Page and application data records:
● ● ● ● ● ● ●
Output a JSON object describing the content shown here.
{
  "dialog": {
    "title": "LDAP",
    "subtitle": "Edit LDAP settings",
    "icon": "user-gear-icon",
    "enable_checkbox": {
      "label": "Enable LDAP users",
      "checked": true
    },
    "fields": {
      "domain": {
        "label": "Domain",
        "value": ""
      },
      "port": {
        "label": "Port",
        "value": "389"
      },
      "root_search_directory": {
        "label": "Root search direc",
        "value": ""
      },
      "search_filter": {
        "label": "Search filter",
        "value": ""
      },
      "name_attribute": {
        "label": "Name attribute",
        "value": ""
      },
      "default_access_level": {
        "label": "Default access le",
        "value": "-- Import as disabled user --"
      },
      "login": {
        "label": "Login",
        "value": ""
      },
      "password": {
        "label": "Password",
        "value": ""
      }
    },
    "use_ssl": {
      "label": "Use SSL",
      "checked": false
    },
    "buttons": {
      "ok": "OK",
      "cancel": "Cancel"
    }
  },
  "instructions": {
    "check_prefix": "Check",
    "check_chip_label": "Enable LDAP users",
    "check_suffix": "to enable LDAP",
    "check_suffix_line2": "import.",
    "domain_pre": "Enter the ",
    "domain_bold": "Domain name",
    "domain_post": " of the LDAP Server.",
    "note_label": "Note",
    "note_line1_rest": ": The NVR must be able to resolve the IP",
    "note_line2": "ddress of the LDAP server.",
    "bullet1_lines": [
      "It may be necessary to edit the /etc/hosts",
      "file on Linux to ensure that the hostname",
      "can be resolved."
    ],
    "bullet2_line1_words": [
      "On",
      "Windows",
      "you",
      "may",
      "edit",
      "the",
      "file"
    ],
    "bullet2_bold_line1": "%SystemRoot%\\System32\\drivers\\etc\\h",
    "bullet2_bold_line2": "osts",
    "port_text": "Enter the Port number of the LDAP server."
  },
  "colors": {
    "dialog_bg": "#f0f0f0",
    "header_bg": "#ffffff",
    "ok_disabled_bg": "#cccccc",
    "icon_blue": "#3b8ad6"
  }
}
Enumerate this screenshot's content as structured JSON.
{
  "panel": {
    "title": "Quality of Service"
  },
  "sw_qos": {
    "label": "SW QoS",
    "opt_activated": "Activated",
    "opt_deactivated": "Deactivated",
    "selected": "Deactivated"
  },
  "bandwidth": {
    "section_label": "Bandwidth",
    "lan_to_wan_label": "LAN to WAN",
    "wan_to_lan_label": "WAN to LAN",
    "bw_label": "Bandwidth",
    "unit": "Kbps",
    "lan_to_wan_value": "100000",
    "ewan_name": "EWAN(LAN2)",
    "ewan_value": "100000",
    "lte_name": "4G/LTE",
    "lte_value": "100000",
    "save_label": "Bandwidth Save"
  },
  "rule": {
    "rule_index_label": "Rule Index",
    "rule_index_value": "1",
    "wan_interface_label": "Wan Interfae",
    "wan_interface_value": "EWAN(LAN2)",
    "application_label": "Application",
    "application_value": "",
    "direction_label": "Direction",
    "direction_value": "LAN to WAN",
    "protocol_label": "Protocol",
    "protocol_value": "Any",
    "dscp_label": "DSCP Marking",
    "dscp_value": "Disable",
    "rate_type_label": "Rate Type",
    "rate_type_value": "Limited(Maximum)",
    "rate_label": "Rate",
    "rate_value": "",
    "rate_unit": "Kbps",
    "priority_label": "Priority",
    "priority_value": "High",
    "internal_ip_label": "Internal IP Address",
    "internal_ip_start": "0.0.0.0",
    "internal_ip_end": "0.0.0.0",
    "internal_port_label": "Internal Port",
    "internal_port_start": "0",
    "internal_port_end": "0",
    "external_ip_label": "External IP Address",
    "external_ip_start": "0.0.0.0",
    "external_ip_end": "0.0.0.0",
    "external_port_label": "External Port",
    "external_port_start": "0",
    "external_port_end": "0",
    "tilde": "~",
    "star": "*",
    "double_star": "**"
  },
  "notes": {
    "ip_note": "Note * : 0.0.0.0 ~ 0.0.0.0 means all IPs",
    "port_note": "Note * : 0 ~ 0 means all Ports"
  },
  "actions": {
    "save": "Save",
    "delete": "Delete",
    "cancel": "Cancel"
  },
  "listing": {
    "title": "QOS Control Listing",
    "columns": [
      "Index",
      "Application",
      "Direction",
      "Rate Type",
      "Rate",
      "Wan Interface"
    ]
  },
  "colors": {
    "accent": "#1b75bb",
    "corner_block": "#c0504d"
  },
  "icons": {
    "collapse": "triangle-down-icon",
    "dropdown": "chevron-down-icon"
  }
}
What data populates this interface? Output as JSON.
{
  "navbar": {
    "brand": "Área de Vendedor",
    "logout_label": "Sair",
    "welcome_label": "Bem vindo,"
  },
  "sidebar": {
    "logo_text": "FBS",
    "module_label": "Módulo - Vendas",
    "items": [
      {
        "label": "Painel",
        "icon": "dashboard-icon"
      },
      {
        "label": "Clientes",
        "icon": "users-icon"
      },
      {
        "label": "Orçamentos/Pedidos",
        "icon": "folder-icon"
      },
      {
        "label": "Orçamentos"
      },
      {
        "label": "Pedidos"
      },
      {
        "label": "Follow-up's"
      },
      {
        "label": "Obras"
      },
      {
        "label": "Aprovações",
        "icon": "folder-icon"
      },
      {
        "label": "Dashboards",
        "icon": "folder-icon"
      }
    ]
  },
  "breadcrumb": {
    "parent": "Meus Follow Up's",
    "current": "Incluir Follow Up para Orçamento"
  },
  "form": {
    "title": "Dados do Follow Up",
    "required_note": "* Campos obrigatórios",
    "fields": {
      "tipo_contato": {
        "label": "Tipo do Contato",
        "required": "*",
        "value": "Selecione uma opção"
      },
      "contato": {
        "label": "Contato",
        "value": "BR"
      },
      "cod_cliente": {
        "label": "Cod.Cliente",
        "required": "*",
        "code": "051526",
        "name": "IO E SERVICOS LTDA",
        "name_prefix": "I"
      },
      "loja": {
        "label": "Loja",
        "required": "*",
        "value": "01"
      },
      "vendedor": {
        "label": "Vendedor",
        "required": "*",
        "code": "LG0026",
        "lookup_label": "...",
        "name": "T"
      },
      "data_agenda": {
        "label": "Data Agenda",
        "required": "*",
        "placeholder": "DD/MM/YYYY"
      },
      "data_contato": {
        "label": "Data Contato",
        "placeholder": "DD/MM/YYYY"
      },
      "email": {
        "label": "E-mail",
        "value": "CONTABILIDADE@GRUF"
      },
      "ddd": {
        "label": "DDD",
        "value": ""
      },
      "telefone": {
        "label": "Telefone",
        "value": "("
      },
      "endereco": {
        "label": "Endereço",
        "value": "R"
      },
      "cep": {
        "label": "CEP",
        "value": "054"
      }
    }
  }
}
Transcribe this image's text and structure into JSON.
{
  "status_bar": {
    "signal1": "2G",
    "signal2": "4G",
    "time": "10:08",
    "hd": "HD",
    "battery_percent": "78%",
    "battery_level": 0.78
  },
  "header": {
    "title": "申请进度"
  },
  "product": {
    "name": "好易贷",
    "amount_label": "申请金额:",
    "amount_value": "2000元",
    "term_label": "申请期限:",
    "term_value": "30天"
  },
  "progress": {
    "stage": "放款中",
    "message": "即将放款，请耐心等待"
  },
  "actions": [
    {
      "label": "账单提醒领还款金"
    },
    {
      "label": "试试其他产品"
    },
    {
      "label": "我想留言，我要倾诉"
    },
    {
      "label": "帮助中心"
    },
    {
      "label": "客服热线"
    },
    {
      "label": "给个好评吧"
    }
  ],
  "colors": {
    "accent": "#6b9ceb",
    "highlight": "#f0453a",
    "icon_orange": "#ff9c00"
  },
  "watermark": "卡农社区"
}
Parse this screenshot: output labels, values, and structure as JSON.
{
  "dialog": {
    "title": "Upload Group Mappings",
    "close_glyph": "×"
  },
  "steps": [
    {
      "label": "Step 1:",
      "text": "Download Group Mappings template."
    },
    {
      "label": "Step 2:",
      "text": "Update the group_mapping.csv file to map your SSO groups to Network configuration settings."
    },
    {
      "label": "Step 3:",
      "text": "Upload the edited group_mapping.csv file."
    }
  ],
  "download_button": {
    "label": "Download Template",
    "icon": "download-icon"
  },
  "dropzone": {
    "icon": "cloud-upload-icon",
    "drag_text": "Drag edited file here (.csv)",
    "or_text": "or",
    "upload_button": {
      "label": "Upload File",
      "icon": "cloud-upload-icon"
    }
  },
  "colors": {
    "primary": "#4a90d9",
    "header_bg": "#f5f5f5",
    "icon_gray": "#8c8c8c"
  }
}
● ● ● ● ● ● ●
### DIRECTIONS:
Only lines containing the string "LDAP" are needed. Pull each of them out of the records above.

### WRITTEN SOLUTION:
    "title": "LDAP",
    "subtitle": "Edit LDAP settings",
      "label": "Enable LDAP users",
    "check_chip_label": "Enable LDAP users",
    "check_suffix": "to enable LDAP",
    "domain_post": " of the LDAP Server.",
    "note_line2": "ddress of the LDAP server.",
    "port_text": "Enter the Port number of the LDAP server."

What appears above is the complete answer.